Record extracts =

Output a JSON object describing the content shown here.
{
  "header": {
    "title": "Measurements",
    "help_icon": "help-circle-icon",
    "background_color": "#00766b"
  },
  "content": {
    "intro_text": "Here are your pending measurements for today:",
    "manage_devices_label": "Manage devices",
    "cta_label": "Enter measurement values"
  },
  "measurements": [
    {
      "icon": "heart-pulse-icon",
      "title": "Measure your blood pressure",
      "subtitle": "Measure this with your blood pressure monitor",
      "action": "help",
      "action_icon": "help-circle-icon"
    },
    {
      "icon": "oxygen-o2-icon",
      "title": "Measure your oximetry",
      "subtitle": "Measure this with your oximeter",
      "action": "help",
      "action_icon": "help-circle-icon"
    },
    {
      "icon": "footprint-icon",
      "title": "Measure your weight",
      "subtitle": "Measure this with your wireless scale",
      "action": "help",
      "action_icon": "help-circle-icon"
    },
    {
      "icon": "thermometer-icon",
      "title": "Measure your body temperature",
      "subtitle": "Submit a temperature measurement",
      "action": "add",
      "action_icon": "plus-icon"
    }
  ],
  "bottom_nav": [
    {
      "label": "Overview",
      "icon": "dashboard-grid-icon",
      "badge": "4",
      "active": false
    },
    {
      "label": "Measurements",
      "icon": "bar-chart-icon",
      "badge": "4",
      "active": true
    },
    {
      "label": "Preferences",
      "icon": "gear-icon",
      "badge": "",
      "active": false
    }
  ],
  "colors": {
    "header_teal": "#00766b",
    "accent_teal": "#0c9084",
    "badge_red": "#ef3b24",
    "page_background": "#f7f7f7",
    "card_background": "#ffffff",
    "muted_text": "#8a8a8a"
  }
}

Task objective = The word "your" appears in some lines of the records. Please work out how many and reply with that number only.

Exercise answer = 8